Stored items from a collection:
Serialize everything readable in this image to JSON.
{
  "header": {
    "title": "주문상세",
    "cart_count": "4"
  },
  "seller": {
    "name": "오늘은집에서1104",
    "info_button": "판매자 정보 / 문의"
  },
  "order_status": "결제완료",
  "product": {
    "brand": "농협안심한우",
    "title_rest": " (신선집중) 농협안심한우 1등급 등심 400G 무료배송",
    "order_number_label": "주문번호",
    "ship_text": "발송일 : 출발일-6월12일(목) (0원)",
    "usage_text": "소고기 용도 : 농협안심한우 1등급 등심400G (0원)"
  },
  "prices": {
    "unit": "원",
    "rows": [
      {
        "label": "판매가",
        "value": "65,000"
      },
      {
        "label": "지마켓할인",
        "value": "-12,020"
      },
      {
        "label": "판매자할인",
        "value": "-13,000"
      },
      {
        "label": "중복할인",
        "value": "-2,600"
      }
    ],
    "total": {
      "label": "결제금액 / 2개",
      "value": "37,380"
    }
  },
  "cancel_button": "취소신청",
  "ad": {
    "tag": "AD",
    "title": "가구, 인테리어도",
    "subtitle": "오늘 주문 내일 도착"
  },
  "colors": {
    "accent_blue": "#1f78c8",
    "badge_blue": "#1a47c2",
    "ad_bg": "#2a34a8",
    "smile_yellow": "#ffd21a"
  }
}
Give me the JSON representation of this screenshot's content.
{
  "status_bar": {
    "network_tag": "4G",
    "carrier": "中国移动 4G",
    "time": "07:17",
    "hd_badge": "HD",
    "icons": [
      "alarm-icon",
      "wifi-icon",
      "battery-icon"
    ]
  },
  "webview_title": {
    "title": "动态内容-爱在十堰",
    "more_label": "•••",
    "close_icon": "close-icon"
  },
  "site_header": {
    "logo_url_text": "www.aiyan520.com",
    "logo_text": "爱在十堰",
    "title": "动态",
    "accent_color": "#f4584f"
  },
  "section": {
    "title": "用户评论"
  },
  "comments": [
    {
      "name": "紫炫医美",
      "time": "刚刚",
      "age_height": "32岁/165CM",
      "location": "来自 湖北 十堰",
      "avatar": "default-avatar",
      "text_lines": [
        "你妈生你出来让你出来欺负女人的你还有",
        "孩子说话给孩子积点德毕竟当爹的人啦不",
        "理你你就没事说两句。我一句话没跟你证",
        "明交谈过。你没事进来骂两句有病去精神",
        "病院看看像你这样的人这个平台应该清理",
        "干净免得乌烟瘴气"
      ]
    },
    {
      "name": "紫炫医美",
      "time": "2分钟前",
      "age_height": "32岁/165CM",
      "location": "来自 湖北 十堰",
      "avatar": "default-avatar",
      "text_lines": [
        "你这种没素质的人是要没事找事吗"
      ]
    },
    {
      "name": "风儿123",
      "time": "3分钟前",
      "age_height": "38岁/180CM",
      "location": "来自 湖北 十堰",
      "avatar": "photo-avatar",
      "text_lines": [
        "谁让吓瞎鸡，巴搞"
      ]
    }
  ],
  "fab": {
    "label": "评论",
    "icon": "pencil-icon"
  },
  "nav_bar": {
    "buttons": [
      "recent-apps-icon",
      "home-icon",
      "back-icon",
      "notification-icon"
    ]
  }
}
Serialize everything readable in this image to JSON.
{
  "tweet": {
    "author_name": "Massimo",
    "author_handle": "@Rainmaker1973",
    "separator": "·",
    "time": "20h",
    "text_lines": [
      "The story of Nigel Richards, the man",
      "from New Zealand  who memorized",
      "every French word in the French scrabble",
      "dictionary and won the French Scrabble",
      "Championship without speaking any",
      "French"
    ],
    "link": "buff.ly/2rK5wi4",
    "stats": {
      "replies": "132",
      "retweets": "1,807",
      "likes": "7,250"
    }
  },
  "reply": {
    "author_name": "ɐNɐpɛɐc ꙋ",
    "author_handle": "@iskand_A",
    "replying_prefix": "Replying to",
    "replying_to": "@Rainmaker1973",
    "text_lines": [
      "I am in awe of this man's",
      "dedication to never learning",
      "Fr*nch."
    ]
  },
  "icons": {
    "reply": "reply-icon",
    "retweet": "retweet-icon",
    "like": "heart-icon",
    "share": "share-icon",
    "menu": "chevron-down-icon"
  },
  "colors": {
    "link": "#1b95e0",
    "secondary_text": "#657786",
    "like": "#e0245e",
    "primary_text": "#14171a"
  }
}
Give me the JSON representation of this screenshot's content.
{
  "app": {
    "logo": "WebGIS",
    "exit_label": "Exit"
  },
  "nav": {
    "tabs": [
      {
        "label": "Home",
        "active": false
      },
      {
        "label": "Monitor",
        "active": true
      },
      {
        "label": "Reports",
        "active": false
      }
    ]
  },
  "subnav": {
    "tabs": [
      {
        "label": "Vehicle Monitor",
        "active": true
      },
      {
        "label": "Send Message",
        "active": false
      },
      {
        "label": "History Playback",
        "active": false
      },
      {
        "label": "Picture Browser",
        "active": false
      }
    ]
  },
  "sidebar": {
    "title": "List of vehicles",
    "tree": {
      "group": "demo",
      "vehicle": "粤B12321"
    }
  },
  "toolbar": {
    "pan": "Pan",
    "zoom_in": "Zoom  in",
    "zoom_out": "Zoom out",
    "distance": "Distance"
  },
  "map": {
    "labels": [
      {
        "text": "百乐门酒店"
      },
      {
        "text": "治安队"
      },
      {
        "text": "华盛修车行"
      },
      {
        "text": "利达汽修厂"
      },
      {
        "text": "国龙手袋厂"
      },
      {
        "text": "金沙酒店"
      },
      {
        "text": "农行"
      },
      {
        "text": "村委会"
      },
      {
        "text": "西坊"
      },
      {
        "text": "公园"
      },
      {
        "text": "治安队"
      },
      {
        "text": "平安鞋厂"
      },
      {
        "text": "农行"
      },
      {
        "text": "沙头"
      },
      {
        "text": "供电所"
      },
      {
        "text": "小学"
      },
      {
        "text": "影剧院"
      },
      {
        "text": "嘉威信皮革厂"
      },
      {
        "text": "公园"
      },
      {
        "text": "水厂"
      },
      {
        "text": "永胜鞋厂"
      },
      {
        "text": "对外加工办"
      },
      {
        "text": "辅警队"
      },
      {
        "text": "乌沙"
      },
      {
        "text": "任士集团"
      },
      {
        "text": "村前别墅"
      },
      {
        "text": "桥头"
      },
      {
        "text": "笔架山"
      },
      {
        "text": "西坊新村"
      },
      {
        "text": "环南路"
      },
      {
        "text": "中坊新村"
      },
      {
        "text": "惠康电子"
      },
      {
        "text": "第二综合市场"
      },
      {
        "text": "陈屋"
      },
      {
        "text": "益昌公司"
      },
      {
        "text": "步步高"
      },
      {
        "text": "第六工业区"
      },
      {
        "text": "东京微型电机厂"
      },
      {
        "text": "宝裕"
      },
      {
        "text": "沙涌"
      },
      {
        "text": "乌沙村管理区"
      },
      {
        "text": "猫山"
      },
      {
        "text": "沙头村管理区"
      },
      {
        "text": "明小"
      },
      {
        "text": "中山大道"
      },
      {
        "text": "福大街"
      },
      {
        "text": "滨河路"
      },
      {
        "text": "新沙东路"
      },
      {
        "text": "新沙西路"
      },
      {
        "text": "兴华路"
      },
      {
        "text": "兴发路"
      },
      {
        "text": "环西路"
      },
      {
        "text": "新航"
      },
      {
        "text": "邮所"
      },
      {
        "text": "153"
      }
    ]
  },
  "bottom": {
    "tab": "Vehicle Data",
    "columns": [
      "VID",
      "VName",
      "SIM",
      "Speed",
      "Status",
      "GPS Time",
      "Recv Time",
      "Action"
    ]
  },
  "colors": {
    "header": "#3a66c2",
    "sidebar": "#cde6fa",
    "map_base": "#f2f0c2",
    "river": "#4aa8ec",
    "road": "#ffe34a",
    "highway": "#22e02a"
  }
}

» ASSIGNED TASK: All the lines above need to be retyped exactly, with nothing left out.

» WRITTEN RESPONSE:
Serialize everything readable in this image to JSON.
{
  "header": {
    "title": "주문상세",
    "cart_count": "4"
  },
  "seller": {
    "name": "오늘은집에서1104",
    "info_button": "판매자 정보 / 문의"
  },
  "order_status": "결제완료",
  "product": {
    "brand": "농협안심한우",
    "title_rest": " (신선집중) 농협안심한우 1등급 등심 400G 무료배송",
    "order_number_label": "주문번호",
    "ship_text": "발송일 : 출발일-6월12일(목) (0원)",
    "usage_text": "소고기 용도 : 농협안심한우 1등급 등심400G (0원)"
  },
  "prices": {
    "unit": "원",
    "rows": [
      {
        "label": "판매가",
        "value": "65,000"
      },
      {
        "label": "지마켓할인",
        "value": "-12,020"
      },
      {
        "label": "판매자할인",
        "value": "-13,000"
      },
      {
        "label": "중복할인",
        "value": "-2,600"
      }
    ],
    "total": {
      "label": "결제금액 / 2개",
      "value": "37,380"
    }
  },
  "cancel_button": "취소신청",
  "ad": {
    "tag": "AD",
    "title": "가구, 인테리어도",
    "subtitle": "오늘 주문 내일 도착"
  },
  "colors": {
    "accent_blue": "#1f78c8",
    "badge_blue": "#1a47c2",
    "ad_bg": "#2a34a8",
    "smile_yellow": "#ffd21a"
  }
}
Give me the JSON representation of this screenshot's content.
{
  "status_bar": {
    "network_tag": "4G",
    "carrier": "中国移动 4G",
    "time": "07:17",
    "hd_badge": "HD",
    "icons": [
      "alarm-icon",
      "wifi-icon",
      "battery-icon"
    ]
  },
  "webview_title": {
    "title": "动态内容-爱在十堰",
    "more_label": "•••",
    "close_icon": "close-icon"
  },
  "site_header": {
    "logo_url_text": "www.aiyan520.com",
    "logo_text": "爱在十堰",
    "title": "动态",
    "accent_color": "#f4584f"
  },
  "section": {
    "title": "用户评论"
  },
  "comments": [
    {
      "name": "紫炫医美",
      "time": "刚刚",
      "age_height": "32岁/165CM",
      "location": "来自 湖北 十堰",
      "avatar": "default-avatar",
      "text_lines": [
        "你妈生你出来让你出来欺负女人的你还有",
        "孩子说话给孩子积点德毕竟当爹的人啦不",
        "理你你就没事说两句。我一句话没跟你证",
        "明交谈过。你没事进来骂两句有病去精神",
        "病院看看像你这样的人这个平台应该清理",
        "干净免得乌烟瘴气"
      ]
    },
    {
      "name": "紫炫医美",
      "time": "2分钟前",
      "age_height": "32岁/165CM",
      "location": "来自 湖北 十堰",
      "avatar": "default-avatar",
      "text_lines": [
        "你这种没素质的人是要没事找事吗"
      ]
    },
    {
      "name": "风儿123",
      "time": "3分钟前",
      "age_height": "38岁/180CM",
      "location": "来自 湖北 十堰",
      "avatar": "photo-avatar",
      "text_lines": [
        "谁让吓瞎鸡，巴搞"
      ]
    }
  ],
  "fab": {
    "label": "评论",
    "icon": "pencil-icon"
  },
  "nav_bar": {
    "buttons": [
      "recent-apps-icon",
      "home-icon",
      "back-icon",
      "notification-icon"
    ]
  }
}
Serialize everything readable in this image to JSON.
{
  "tweet": {
    "author_name": "Massimo",
    "author_handle": "@Rainmaker1973",
    "separator": "·",
    "time": "20h",
    "text_lines": [
      "The story of Nigel Richards, the man",
      "from New Zealand  who memorized",
      "every French word in the French scrabble",
      "dictionary and won the French Scrabble",
      "Championship without speaking any",
      "French"
    ],
    "link": "buff.ly/2rK5wi4",
    "stats": {
      "replies": "132",
      "retweets": "1,807",
      "likes": "7,250"
    }
  },
  "reply": {
    "author_name": "ɐNɐpɛɐc ꙋ",
    "author_handle": "@iskand_A",
    "replying_prefix": "Replying to",
    "replying_to": "@Rainmaker1973",
    "text_lines": [
      "I am in awe of this man's",
      "dedication to never learning",
      "Fr*nch."
    ]
  },
  "icons": {
    "reply": "reply-icon",
    "retweet": "retweet-icon",
    "like": "heart-icon",
    "share": "share-icon",
    "menu": "chevron-down-icon"
  },
  "colors": {
    "link": "#1b95e0",
    "secondary_text": "#657786",
    "like": "#e0245e",
    "primary_text": "#14171a"
  }
}
Give me the JSON representation of this screenshot's content.
{
  "app": {
    "logo": "WebGIS",
    "exit_label": "Exit"
  },
  "nav": {
    "tabs": [
      {
        "label": "Home",
        "active": false
      },
      {
        "label": "Monitor",
        "active": true
      },
      {
        "label": "Reports",
        "active": false
      }
    ]
  },
  "subnav": {
    "tabs": [
      {
        "label": "Vehicle Monitor",
        "active": true
      },
      {
        "label": "Send Message",
        "active": false
      },
      {
        "label": "History Playback",
        "active": false
      },
      {
        "label": "Picture Browser",
        "active": false
      }
    ]
  },
  "sidebar": {
    "title": "List of vehicles",
    "tree": {
      "group": "demo",
      "vehicle": "粤B12321"
    }
  },
  "toolbar": {
    "pan": "Pan",
    "zoom_in": "Zoom  in",
    "zoom_out": "Zoom out",
    "distance": "Distance"
  },
  "map": {
    "labels": [
      {
        "text": "百乐门酒店"
      },
      {
        "text": "治安队"
      },
      {
        "text": "华盛修车行"
      },
      {
        "text": "利达汽修厂"
      },
      {
        "text": "国龙手袋厂"
      },
      {
        "text": "金沙酒店"
      },
      {
        "text": "农行"
      },
      {
        "text": "村委会"
      },
      {
        "text": "西坊"
      },
      {
        "text": "公园"
      },
      {
        "text": "治安队"
      },
      {
        "text": "平安鞋厂"
      },
      {
        "text": "农行"
      },
      {
        "text": "沙头"
      },
      {
        "text": "供电所"
      },
      {
        "text": "小学"
      },
      {
        "text": "影剧院"
      },
      {
        "text": "嘉威信皮革厂"
      },
      {
        "text": "公园"
      },
      {
        "text": "水厂"
      },
      {
        "text": "永胜鞋厂"
      },
      {
        "text": "对外加工办"
      },
      {
        "text": "辅警队"
      },
      {
        "text": "乌沙"
      },
      {
        "text": "任士集团"
      },
      {
        "text": "村前别墅"
      },
      {
        "text": "桥头"
      },
      {
        "text": "笔架山"
      },
      {
        "text": "西坊新村"
      },
      {
        "text": "环南路"
      },
      {
        "text": "中坊新村"
      },
      {
        "text": "惠康电子"
      },
      {
        "text": "第二综合市场"
      },
      {
        "text": "陈屋"
      },
      {
        "text": "益昌公司"
      },
      {
        "text": "步步高"
      },
      {
        "text": "第六工业区"
      },
      {
        "text": "东京微型电机厂"
      },
      {
        "text": "宝裕"
      },
      {
        "text": "沙涌"
      },
      {
        "text": "乌沙村管理区"
      },
      {
        "text": "猫山"
      },
      {
        "text": "沙头村管理区"
      },
      {
        "text": "明小"
      },
      {
        "text": "中山大道"
      },
      {
        "text": "福大街"
      },
      {
        "text": "滨河路"
      },
      {
        "text": "新沙东路"
      },
      {
        "text": "新沙西路"
      },
      {
        "text": "兴华路"
      },
      {
        "text": "兴发路"
      },
      {
        "text": "环西路"
      },
      {
        "text": "新航"
      },
      {
        "text": "邮所"
      },
      {
        "text": "153"
      }
    ]
  },
  "bottom": {
    "tab": "Vehicle Data",
    "columns": [
      "VID",
      "VName",
      "SIM",
      "Speed",
      "Status",
      "GPS Time",
      "Recv Time",
      "Action"
    ]
  },
  "colors": {
    "header": "#3a66c2",
    "sidebar": "#cde6fa",
    "map_base": "#f2f0c2",
    "river": "#4aa8ec",
    "road": "#ffe34a",
    "highway": "#22e02a"
  }
}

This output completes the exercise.